She had sores all over her face.
They didn’t fill her whole face but gathered themselves into groups.
Each group had their territory.
One group was right above the left eyebrow.
The next one aligned itself along the right side of her face, between her cheek and the graceful curve of her nose.
The last group occupied the tip of her chin.
My first reaction when I saw her was repulsion, then pity, followed by something more profound.
Something warm, kind, in a kindred spirit kind of a way.
I couldn’t look into her eyes, lest I saw what I knew was there.
The pain and shame.
Pain caused by these uninvited inhabitants who took up space on her face.
The pain of the itch they caused her.

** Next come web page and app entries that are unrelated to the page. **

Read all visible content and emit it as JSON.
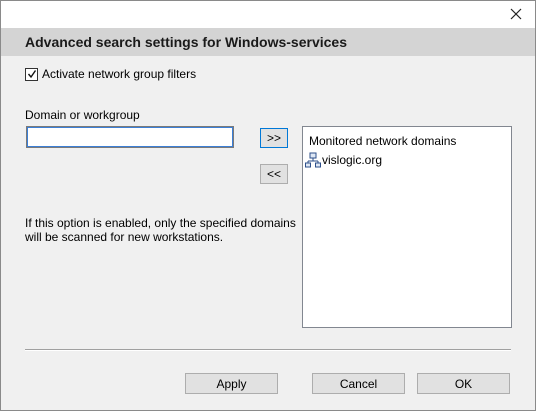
{
  "dialog": {
    "title": "Advanced search settings for Windows-services",
    "close_icon": "close-icon"
  },
  "filter": {
    "checkbox_label": "Activate network group filters",
    "checked": true
  },
  "domain_input": {
    "label": "Domain or workgroup",
    "value": ""
  },
  "transfer": {
    "add_label": ">>",
    "remove_label": "<<"
  },
  "monitored": {
    "header": "Monitored network domains",
    "items": [
      {
        "name": "vislogic.org",
        "icon": "network-domain-icon"
      }
    ]
  },
  "info": {
    "text": "If this option is enabled, only the specified domains will be scanned for new workstations."
  },
  "footer": {
    "apply_label": "Apply",
    "cancel_label": "Cancel",
    "ok_label": "OK"
  }
}
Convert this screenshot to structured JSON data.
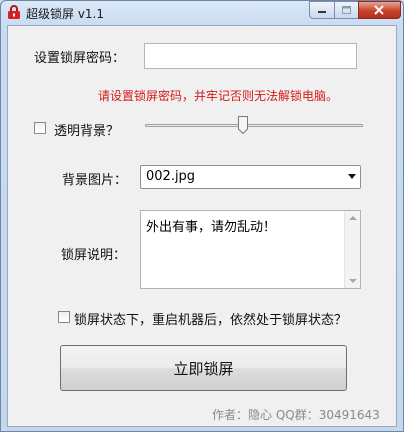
{
  "window": {
    "title": "超级锁屏 v1.1"
  },
  "form": {
    "password_label": "设置锁屏密码：",
    "password_value": "",
    "warning": "请设置锁屏密码，并牢记否则无法解锁电脑。",
    "transparent_label": "透明背景？",
    "transparent_checked": false,
    "bg_image_label": "背景图片：",
    "bg_image_selected": "002.jpg",
    "note_label": "锁屏说明：",
    "note_text": "外出有事，请勿乱动！",
    "persist_label": "锁屏状态下，重启机器后，依然处于锁屏状态？",
    "persist_checked": false,
    "lock_button": "立即锁屏"
  },
  "footer": {
    "credit": "作者：隐心  QQ群：30491643"
  },
  "colors": {
    "warning": "#d31a1a",
    "close": "#c7432d"
  }
}
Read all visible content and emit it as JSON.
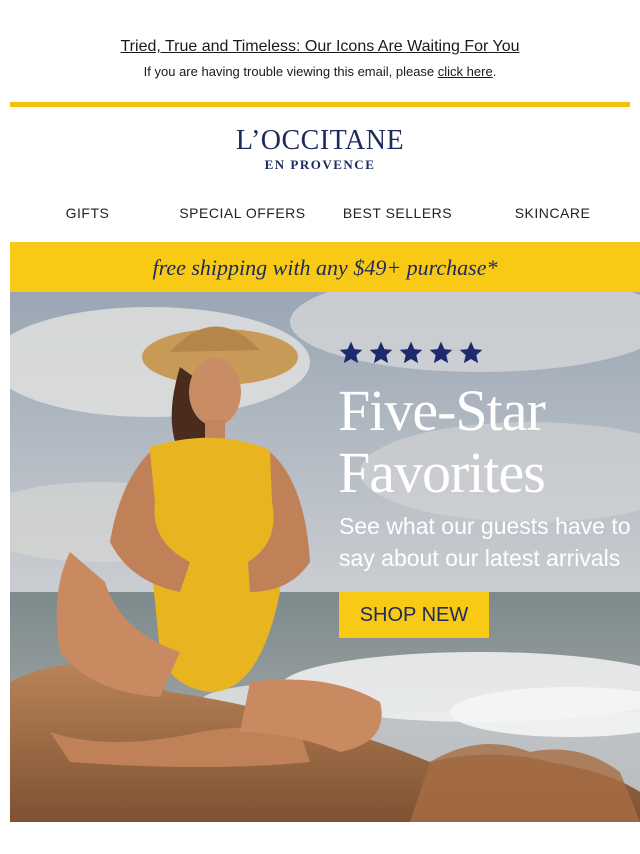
{
  "preheader": {
    "title": "Tried, True and Timeless: Our Icons Are Waiting For You",
    "trouble_text": "If you are having trouble viewing this email, please ",
    "trouble_link": "click here",
    "trouble_end": "."
  },
  "logo": {
    "main": "L’OCCITANE",
    "sub": "EN PROVENCE"
  },
  "nav": {
    "items": [
      "GIFTS",
      "SPECIAL OFFERS",
      "BEST SELLERS",
      "SKINCARE"
    ]
  },
  "promo": {
    "text": "free shipping with any $49+ purchase*"
  },
  "hero": {
    "rating_stars": 5,
    "title_line1": "Five-Star",
    "title_line2": "Favorites",
    "subtitle_line1": "See what our guests have to",
    "subtitle_line2": "say about our latest arrivals",
    "cta_label": "SHOP NEW"
  },
  "colors": {
    "brand_yellow": "#f8c915",
    "brand_navy": "#1d2a5c"
  }
}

An itch she couldn’t relieve by scratching because the doctor forbade her to.
The pain of her parents and siblings bewildered, helpless looks.
They didn’t know what to do to ease her suffering.
The pain of rejection.
She saw people instinctively recoil and move away from her, giving her a suspicious and wary look.
They wondered if even the slightest contact with her would infect them.
Even children didn’t want to play with her.
Harsh looks and reprimands from their parents smothered their natural warmth and kindness.
She felt shame; she didn’t even know why she felt ashamed anymore.
Many things made her feel shame.
She felt ashamed of not being normal.
She felt ashamed of making everyone around her uneasy and guilty.
The guilt they felt for despising her because they found her repulsive.
The guilt that came from the relief they felt because it wasn’t them but her with a blemished face.
She felt ashamed of making them angry and hateful.
She reminded them of the frailty of their existence.
If this can happen to a nine-year-old girl, who apart from her face seemed to be in good health, then it can happen to them.
I finally dared to look into her eyes.
Our eyes locked.
She gracefully cocked her head and smiled at me.
The beauty of her smile was a sight to behold.